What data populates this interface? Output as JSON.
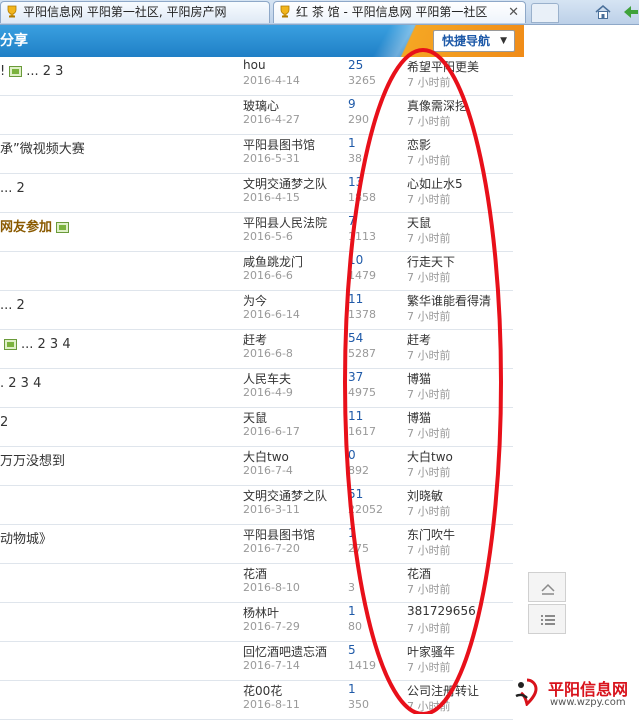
{
  "browser": {
    "tabs": [
      {
        "label": "平阳信息网 平阳第一社区, 平阳房产网"
      },
      {
        "label": "红 茶 馆 - 平阳信息网 平阳第一社区"
      }
    ]
  },
  "forum": {
    "header_title": "分享",
    "quick_nav_label": "快捷导航"
  },
  "threads": [
    {
      "title": "!",
      "has_image": true,
      "pages": "... 2 3",
      "author": "hou",
      "date": "2016-4-14",
      "replies": "25",
      "views": "3265",
      "last_poster": "希望平阳更美",
      "last_time": "7 小时前",
      "highlight": false
    },
    {
      "title": "",
      "has_image": false,
      "pages": "",
      "author": "玻璃心",
      "date": "2016-4-27",
      "replies": "9",
      "views": "290",
      "last_poster": "真像需深挖",
      "last_time": "7 小时前",
      "highlight": false
    },
    {
      "title": "承”微视频大赛",
      "has_image": false,
      "pages": "",
      "author": "平阳县图书馆",
      "date": "2016-5-31",
      "replies": "1",
      "views": "38",
      "last_poster": "恋影",
      "last_time": "7 小时前",
      "highlight": false
    },
    {
      "title": "",
      "has_image": false,
      "pages": "... 2",
      "author": "文明交通梦之队",
      "date": "2016-4-15",
      "replies": "13",
      "views": "1858",
      "last_poster": "心如止水5",
      "last_time": "7 小时前",
      "highlight": false
    },
    {
      "title": "网友参加",
      "has_image": true,
      "pages": "",
      "author": "平阳县人民法院",
      "date": "2016-5-6",
      "replies": "7",
      "views": "1113",
      "last_poster": "天鼠",
      "last_time": "7 小时前",
      "highlight": true
    },
    {
      "title": "",
      "has_image": false,
      "pages": "",
      "author": "咸鱼跳龙门",
      "date": "2016-6-6",
      "replies": "10",
      "views": "1479",
      "last_poster": "行走天下",
      "last_time": "7 小时前",
      "highlight": false
    },
    {
      "title": "",
      "has_image": false,
      "pages": "... 2",
      "author": "为今",
      "date": "2016-6-14",
      "replies": "11",
      "views": "1378",
      "last_poster": "繁华谁能看得清",
      "last_time": "7 小时前",
      "highlight": false
    },
    {
      "title": "",
      "has_image": true,
      "pages": "... 2 3 4",
      "author": "赶考",
      "date": "2016-6-8",
      "replies": "54",
      "views": "5287",
      "last_poster": "赶考",
      "last_time": "7 小时前",
      "highlight": false
    },
    {
      "title": "",
      "has_image": false,
      "pages": ". 2 3 4",
      "author": "人民车夫",
      "date": "2016-4-9",
      "replies": "37",
      "views": "4975",
      "last_poster": "博猫",
      "last_time": "7 小时前",
      "highlight": false
    },
    {
      "title": "2",
      "has_image": false,
      "pages": "",
      "author": "天鼠",
      "date": "2016-6-17",
      "replies": "11",
      "views": "1617",
      "last_poster": "博猫",
      "last_time": "7 小时前",
      "highlight": false
    },
    {
      "title": "万万没想到",
      "has_image": false,
      "pages": "",
      "author": "大白two",
      "date": "2016-7-4",
      "replies": "0",
      "views": "892",
      "last_poster": "大白two",
      "last_time": "7 小时前",
      "highlight": false
    },
    {
      "title": "",
      "has_image": false,
      "pages": "",
      "author": "文明交通梦之队",
      "date": "2016-3-11",
      "replies": "51",
      "views": "22052",
      "last_poster": "刘晓敏",
      "last_time": "7 小时前",
      "highlight": false
    },
    {
      "title": "动物城》",
      "has_image": false,
      "pages": "",
      "author": "平阳县图书馆",
      "date": "2016-7-20",
      "replies": "1",
      "views": "275",
      "last_poster": "东门吹牛",
      "last_time": "7 小时前",
      "highlight": false
    },
    {
      "title": "",
      "has_image": false,
      "pages": "",
      "author": "花酒",
      "date": "2016-8-10",
      "replies": "",
      "views": "3",
      "last_poster": "花酒",
      "last_time": "7 小时前",
      "highlight": false
    },
    {
      "title": "",
      "has_image": false,
      "pages": "",
      "author": "杨林叶",
      "date": "2016-7-29",
      "replies": "1",
      "views": "80",
      "last_poster": "381729656",
      "last_time": "7 小时前",
      "highlight": false
    },
    {
      "title": "",
      "has_image": false,
      "pages": "",
      "author": "回忆酒吧遗忘酒",
      "date": "2016-7-14",
      "replies": "5",
      "views": "1419",
      "last_poster": "叶家骚年",
      "last_time": "7 小时前",
      "highlight": false
    },
    {
      "title": "",
      "has_image": false,
      "pages": "",
      "author": "花00花",
      "date": "2016-8-11",
      "replies": "1",
      "views": "350",
      "last_poster": "公司注册转让",
      "last_time": "7 小时前",
      "highlight": false
    }
  ],
  "watermark": {
    "name": "平阳信息网",
    "url": "www.wzpy.com"
  },
  "colors": {
    "header_blue": "#1f7fc6",
    "link_blue": "#1f5aa8",
    "annotation_red": "#e8101a",
    "highlight_brown": "#8a5a00"
  },
  "icons": [
    "trophy-icon",
    "close-icon",
    "home-icon",
    "back-arrow-icon",
    "image-attachment-icon",
    "back-to-top-icon",
    "list-view-icon"
  ]
}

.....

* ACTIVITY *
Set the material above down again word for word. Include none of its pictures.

* REPLY TO THE EXERCISE *
What data populates this interface? Output as JSON.
{
  "browser": {
    "tabs": [
      {
        "label": "平阳信息网 平阳第一社区, 平阳房产网"
      },
      {
        "label": "红 茶 馆 - 平阳信息网 平阳第一社区"
      }
    ]
  },
  "forum": {
    "header_title": "分享",
    "quick_nav_label": "快捷导航"
  },
  "threads": [
    {
      "title": "!",
      "has_image": true,
      "pages": "... 2 3",
      "author": "hou",
      "date": "2016-4-14",
      "replies": "25",
      "views": "3265",
      "last_poster": "希望平阳更美",
      "last_time": "7 小时前",
      "highlight": false
    },
    {
      "title": "",
      "has_image": false,
      "pages": "",
      "author": "玻璃心",
      "date": "2016-4-27",
      "replies": "9",
      "views": "290",
      "last_poster": "真像需深挖",
      "last_time": "7 小时前",
      "highlight": false
    },
    {
      "title": "承”微视频大赛",
      "has_image": false,
      "pages": "",
      "author": "平阳县图书馆",
      "date": "2016-5-31",
      "replies": "1",
      "views": "38",
      "last_poster": "恋影",
      "last_time": "7 小时前",
      "highlight": false
    },
    {
      "title": "",
      "has_image": false,
      "pages": "... 2",
      "author": "文明交通梦之队",
      "date": "2016-4-15",
      "replies": "13",
      "views": "1858",
      "last_poster": "心如止水5",
      "last_time": "7 小时前",
      "highlight": false
    },
    {
      "title": "网友参加",
      "has_image": true,
      "pages": "",
      "author": "平阳县人民法院",
      "date": "2016-5-6",
      "replies": "7",
      "views": "1113",
      "last_poster": "天鼠",
      "last_time": "7 小时前",
      "highlight": true
    },
    {
      "title": "",
      "has_image": false,
      "pages": "",
      "author": "咸鱼跳龙门",
      "date": "2016-6-6",
      "replies": "10",
      "views": "1479",
      "last_poster": "行走天下",
      "last_time": "7 小时前",
      "highlight": false
    },
    {
      "title": "",
      "has_image": false,
      "pages": "... 2",
      "author": "为今",
      "date": "2016-6-14",
      "replies": "11",
      "views": "1378",
      "last_poster": "繁华谁能看得清",
      "last_time": "7 小时前",
      "highlight": false
    },
    {
      "title": "",
      "has_image": true,
      "pages": "... 2 3 4",
      "author": "赶考",
      "date": "2016-6-8",
      "replies": "54",
      "views": "5287",
      "last_poster": "赶考",
      "last_time": "7 小时前",
      "highlight": false
    },
    {
      "title": "",
      "has_image": false,
      "pages": ". 2 3 4",
      "author": "人民车夫",
      "date": "2016-4-9",
      "replies": "37",
      "views": "4975",
      "last_poster": "博猫",
      "last_time": "7 小时前",
      "highlight": false
    },
    {
      "title": "2",
      "has_image": false,
      "pages": "",
      "author": "天鼠",
      "date": "2016-6-17",
      "replies": "11",
      "views": "1617",
      "last_poster": "博猫",
      "last_time": "7 小时前",
      "highlight": false
    },
    {
      "title": "万万没想到",
      "has_image": false,
      "pages": "",
      "author": "大白two",
      "date": "2016-7-4",
      "replies": "0",
      "views": "892",
      "last_poster": "大白two",
      "last_time": "7 小时前",
      "highlight": false
    },
    {
      "title": "",
      "has_image": false,
      "pages": "",
      "author": "文明交通梦之队",
      "date": "2016-3-11",
      "replies": "51",
      "views": "22052",
      "last_poster": "刘晓敏",
      "last_time": "7 小时前",
      "highlight": false
    },
    {
      "title": "动物城》",
      "has_image": false,
      "pages": "",
      "author": "平阳县图书馆",
      "date": "2016-7-20",
      "replies": "1",
      "views": "275",
      "last_poster": "东门吹牛",
      "last_time": "7 小时前",
      "highlight": false
    },
    {
      "title": "",
      "has_image": false,
      "pages": "",
      "author": "花酒",
      "date": "2016-8-10",
      "replies": "",
      "views": "3",
      "last_poster": "花酒",
      "last_time": "7 小时前",
      "highlight": false
    },
    {
      "title": "",
      "has_image": false,
      "pages": "",
      "author": "杨林叶",
      "date": "2016-7-29",
      "replies": "1",
      "views": "80",
      "last_poster": "381729656",
      "last_time": "7 小时前",
      "highlight": false
    },
    {
      "title": "",
      "has_image": false,
      "pages": "",
      "author": "回忆酒吧遗忘酒",
      "date": "2016-7-14",
      "replies": "5",
      "views": "1419",
      "last_poster": "叶家骚年",
      "last_time": "7 小时前",
      "highlight": false
    },
    {
      "title": "",
      "has_image": false,
      "pages": "",
      "author": "花00花",
      "date": "2016-8-11",
      "replies": "1",
      "views": "350",
      "last_poster": "公司注册转让",
      "last_time": "7 小时前",
      "highlight": false
    }
  ],
  "watermark": {
    "name": "平阳信息网",
    "url": "www.wzpy.com"
  },
  "colors": {
    "header_blue": "#1f7fc6",
    "link_blue": "#1f5aa8",
    "annotation_red": "#e8101a",
    "highlight_brown": "#8a5a00"
  },
  "icons": [
    "trophy-icon",
    "close-icon",
    "home-icon",
    "back-arrow-icon",
    "image-attachment-icon",
    "back-to-top-icon",
    "list-view-icon"
  ]
}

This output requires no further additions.